Brian Goebel, Managing Director at Start:ME, extensively discussed the research conducted by Professor Roberts and how it shows the disparity in the presence of microbusinesses between high and low-income neighborhoods. “[There is] no difference in talent, there are amazing entrepreneurs in both low-income and high-income communities. But there is a difference in the ecosystem of support, and on average there are 26% fewer businesses in an underserved, lower-income neighborhood,” Goebel explained.  

More important than just the financial inequalities, however, is the availability of networks that help a business succeed. It is essential to have a system to advise and support an entrepreneur. Start:ME was founded on the principle of “[bringing] knowledge networks and capital together” to reduce this microbusiness gap in Atlanta, the city with the highest level of income inequality in the U.S.  

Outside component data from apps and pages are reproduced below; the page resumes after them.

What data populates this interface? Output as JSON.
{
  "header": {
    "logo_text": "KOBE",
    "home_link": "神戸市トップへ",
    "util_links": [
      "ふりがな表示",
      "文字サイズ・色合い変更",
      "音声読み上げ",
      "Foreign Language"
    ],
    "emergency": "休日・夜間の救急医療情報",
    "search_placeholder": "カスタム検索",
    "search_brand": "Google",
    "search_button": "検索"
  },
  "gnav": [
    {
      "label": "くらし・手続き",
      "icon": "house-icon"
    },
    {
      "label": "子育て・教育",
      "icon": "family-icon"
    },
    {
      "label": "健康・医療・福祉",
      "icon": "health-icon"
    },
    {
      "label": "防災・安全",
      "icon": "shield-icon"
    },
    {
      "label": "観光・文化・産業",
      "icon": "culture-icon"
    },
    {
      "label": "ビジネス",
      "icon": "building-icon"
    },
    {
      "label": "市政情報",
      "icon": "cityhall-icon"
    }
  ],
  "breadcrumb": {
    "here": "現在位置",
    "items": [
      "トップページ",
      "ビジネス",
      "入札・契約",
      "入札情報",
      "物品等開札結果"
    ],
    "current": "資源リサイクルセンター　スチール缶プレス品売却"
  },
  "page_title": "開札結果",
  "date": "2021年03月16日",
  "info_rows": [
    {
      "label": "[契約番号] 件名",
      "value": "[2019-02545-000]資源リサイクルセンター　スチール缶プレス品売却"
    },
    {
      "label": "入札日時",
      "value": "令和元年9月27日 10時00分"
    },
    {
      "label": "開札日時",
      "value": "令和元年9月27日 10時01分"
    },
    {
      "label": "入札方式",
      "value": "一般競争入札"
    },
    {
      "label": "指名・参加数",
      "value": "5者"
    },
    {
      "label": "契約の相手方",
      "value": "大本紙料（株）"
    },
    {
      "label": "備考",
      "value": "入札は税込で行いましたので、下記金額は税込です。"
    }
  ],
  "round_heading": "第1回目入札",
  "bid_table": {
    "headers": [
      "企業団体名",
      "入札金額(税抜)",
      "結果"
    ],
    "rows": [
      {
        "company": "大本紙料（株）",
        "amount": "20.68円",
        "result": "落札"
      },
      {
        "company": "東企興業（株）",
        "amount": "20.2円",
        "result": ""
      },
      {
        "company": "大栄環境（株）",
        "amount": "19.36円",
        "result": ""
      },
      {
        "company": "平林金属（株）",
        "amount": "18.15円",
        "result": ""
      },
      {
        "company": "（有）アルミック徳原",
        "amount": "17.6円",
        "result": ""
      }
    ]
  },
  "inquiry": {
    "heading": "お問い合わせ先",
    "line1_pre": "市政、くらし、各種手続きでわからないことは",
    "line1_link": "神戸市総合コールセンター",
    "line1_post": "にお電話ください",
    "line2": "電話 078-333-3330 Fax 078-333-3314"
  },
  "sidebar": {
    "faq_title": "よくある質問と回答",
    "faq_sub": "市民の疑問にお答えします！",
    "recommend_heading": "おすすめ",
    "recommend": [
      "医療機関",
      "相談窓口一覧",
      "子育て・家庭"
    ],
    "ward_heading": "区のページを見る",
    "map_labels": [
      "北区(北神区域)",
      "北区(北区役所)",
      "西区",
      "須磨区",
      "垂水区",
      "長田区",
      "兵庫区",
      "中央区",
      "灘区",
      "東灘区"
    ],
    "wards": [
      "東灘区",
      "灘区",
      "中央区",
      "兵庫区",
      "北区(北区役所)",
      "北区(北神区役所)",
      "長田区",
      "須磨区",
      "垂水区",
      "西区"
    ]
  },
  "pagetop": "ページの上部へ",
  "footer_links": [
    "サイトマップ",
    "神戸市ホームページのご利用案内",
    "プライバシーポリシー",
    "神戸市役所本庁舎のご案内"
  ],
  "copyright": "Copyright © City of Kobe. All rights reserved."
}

Jonathan Tescher, Program Manager at CREATE, said that these entrepreneurs have a lot of “common challenges, obstacles, and fears” that they face. CREATE strives to help them overcome these issues with their program, through which they impart knowledge and training to the entrepreneurs to help them tackle the problems facing them. “Most people we work with have no prior business experience,” he said, which means they often lack the skills necessary to start and grow a company of their own.  

Entrepreneurs face many barriers when starting their own businesses. CREATE, Start:ME and EIIG make sure they don’t have to overcome those barriers alone.  

This is part one in a series on student-led impact investing.  For part two, see Emory Impact Investing Group (EIIG) Invests in Atlanta’s Entrepreneurs.

# # #

Run by Emory undergraduate students, Emory Impact Investing Group (EIIG) provides microloans and financial consulting services to Atlanta entrepreneurs to unlock the full economic potential of traditionally high poverty areas by increasing the number of successful small businesses. EIIG is currently fundraising $40,000 by December 31; if you’d like to contribute, please visit their website.